## Work order:
When you print the records, keep every line identical to the original.

## Provided entries:

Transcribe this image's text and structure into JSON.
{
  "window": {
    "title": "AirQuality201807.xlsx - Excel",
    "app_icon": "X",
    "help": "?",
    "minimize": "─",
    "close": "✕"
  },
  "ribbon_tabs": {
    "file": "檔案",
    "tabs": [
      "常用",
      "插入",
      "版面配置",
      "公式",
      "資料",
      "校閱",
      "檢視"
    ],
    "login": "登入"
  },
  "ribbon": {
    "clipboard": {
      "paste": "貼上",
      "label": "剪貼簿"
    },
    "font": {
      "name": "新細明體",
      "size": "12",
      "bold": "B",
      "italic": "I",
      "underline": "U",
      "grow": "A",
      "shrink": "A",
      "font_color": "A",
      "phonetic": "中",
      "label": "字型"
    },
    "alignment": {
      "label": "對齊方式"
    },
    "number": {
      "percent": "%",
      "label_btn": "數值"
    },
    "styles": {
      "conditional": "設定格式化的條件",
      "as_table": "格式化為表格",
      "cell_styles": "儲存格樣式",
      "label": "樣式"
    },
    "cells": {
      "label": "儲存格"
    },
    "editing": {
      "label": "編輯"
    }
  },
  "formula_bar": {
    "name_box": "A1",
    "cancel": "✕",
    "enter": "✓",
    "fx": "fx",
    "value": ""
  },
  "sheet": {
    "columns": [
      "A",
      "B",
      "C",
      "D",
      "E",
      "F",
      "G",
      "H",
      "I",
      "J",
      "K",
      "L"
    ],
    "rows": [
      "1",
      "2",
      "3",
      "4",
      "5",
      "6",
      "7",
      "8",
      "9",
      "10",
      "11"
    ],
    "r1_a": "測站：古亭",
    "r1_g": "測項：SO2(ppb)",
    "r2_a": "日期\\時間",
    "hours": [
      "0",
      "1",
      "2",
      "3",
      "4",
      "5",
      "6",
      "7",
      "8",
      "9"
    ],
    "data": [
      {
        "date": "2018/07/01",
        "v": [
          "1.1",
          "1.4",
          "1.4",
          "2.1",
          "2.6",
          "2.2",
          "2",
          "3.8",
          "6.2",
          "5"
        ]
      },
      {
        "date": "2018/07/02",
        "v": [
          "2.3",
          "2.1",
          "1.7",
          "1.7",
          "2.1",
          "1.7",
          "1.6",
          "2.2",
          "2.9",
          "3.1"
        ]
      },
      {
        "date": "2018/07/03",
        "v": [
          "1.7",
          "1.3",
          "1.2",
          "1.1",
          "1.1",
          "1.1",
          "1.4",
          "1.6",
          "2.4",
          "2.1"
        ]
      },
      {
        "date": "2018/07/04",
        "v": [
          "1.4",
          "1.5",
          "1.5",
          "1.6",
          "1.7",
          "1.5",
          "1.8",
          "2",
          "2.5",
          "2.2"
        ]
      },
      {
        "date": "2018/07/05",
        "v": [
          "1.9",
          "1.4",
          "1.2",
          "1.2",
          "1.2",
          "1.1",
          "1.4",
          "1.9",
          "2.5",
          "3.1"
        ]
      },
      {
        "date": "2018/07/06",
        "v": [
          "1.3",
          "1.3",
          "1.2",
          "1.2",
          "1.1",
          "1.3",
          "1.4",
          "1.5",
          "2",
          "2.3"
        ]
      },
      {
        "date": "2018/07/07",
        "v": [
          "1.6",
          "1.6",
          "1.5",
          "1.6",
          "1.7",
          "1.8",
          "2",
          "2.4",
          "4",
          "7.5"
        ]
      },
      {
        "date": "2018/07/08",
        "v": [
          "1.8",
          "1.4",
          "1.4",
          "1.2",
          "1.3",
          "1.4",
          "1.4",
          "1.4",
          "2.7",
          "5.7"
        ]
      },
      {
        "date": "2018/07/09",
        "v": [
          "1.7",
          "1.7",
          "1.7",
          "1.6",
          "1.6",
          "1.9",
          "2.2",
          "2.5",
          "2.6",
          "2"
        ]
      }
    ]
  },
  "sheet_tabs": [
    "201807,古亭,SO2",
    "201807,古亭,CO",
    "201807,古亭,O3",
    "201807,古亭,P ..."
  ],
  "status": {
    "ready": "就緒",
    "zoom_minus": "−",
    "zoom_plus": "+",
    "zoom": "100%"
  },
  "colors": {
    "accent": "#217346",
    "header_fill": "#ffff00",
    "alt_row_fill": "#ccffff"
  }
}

## Task solution:
Transcribe this image's text and structure into JSON.
{
  "window": {
    "title": "AirQuality201807.xlsx - Excel",
    "app_icon": "X",
    "help": "?",
    "minimize": "─",
    "close": "✕"
  },
  "ribbon_tabs": {
    "file": "檔案",
    "tabs": [
      "常用",
      "插入",
      "版面配置",
      "公式",
      "資料",
      "校閱",
      "檢視"
    ],
    "login": "登入"
  },
  "ribbon": {
    "clipboard": {
      "paste": "貼上",
      "label": "剪貼簿"
    },
    "font": {
      "name": "新細明體",
      "size": "12",
      "bold": "B",
      "italic": "I",
      "underline": "U",
      "grow": "A",
      "shrink": "A",
      "font_color": "A",
      "phonetic": "中",
      "label": "字型"
    },
    "alignment": {
      "label": "對齊方式"
    },
    "number": {
      "percent": "%",
      "label_btn": "數值"
    },
    "styles": {
      "conditional": "設定格式化的條件",
      "as_table": "格式化為表格",
      "cell_styles": "儲存格樣式",
      "label": "樣式"
    },
    "cells": {
      "label": "儲存格"
    },
    "editing": {
      "label": "編輯"
    }
  },
  "formula_bar": {
    "name_box": "A1",
    "cancel": "✕",
    "enter": "✓",
    "fx": "fx",
    "value": ""
  },
  "sheet": {
    "columns": [
      "A",
      "B",
      "C",
      "D",
      "E",
      "F",
      "G",
      "H",
      "I",
      "J",
      "K",
      "L"
    ],
    "rows": [
      "1",
      "2",
      "3",
      "4",
      "5",
      "6",
      "7",
      "8",
      "9",
      "10",
      "11"
    ],
    "r1_a": "測站：古亭",
    "r1_g": "測項：SO2(ppb)",
    "r2_a": "日期\\時間",
    "hours": [
      "0",
      "1",
      "2",
      "3",
      "4",
      "5",
      "6",
      "7",
      "8",
      "9"
    ],
    "data": [
      {
        "date": "2018/07/01",
        "v": [
          "1.1",
          "1.4",
          "1.4",
          "2.1",
          "2.6",
          "2.2",
          "2",
          "3.8",
          "6.2",
          "5"
        ]
      },
      {
        "date": "2018/07/02",
        "v": [
          "2.3",
          "2.1",
          "1.7",
          "1.7",
          "2.1",
          "1.7",
          "1.6",
          "2.2",
          "2.9",
          "3.1"
        ]
      },
      {
        "date": "2018/07/03",
        "v": [
          "1.7",
          "1.3",
          "1.2",
          "1.1",
          "1.1",
          "1.1",
          "1.4",
          "1.6",
          "2.4",
          "2.1"
        ]
      },
      {
        "date": "2018/07/04",
        "v": [
          "1.4",
          "1.5",
          "1.5",
          "1.6",
          "1.7",
          "1.5",
          "1.8",
          "2",
          "2.5",
          "2.2"
        ]
      },
      {
        "date": "2018/07/05",
        "v": [
          "1.9",
          "1.4",
          "1.2",
          "1.2",
          "1.2",
          "1.1",
          "1.4",
          "1.9",
          "2.5",
          "3.1"
        ]
      },
      {
        "date": "2018/07/06",
        "v": [
          "1.3",
          "1.3",
          "1.2",
          "1.2",
          "1.1",
          "1.3",
          "1.4",
          "1.5",
          "2",
          "2.3"
        ]
      },
      {
        "date": "2018/07/07",
        "v": [
          "1.6",
          "1.6",
          "1.5",
          "1.6",
          "1.7",
          "1.8",
          "2",
          "2.4",
          "4",
          "7.5"
        ]
      },
      {
        "date": "2018/07/08",
        "v": [
          "1.8",
          "1.4",
          "1.4",
          "1.2",
          "1.3",
          "1.4",
          "1.4",
          "1.4",
          "2.7",
          "5.7"
        ]
      },
      {
        "date": "2018/07/09",
        "v": [
          "1.7",
          "1.7",
          "1.7",
          "1.6",
          "1.6",
          "1.9",
          "2.2",
          "2.5",
          "2.6",
          "2"
        ]
      }
    ]
  },
  "sheet_tabs": [
    "201807,古亭,SO2",
    "201807,古亭,CO",
    "201807,古亭,O3",
    "201807,古亭,P ..."
  ],
  "status": {
    "ready": "就緒",
    "zoom_minus": "−",
    "zoom_plus": "+",
    "zoom": "100%"
  },
  "colors": {
    "accent": "#217346",
    "header_fill": "#ffff00",
    "alt_row_fill": "#ccffff"
  }
}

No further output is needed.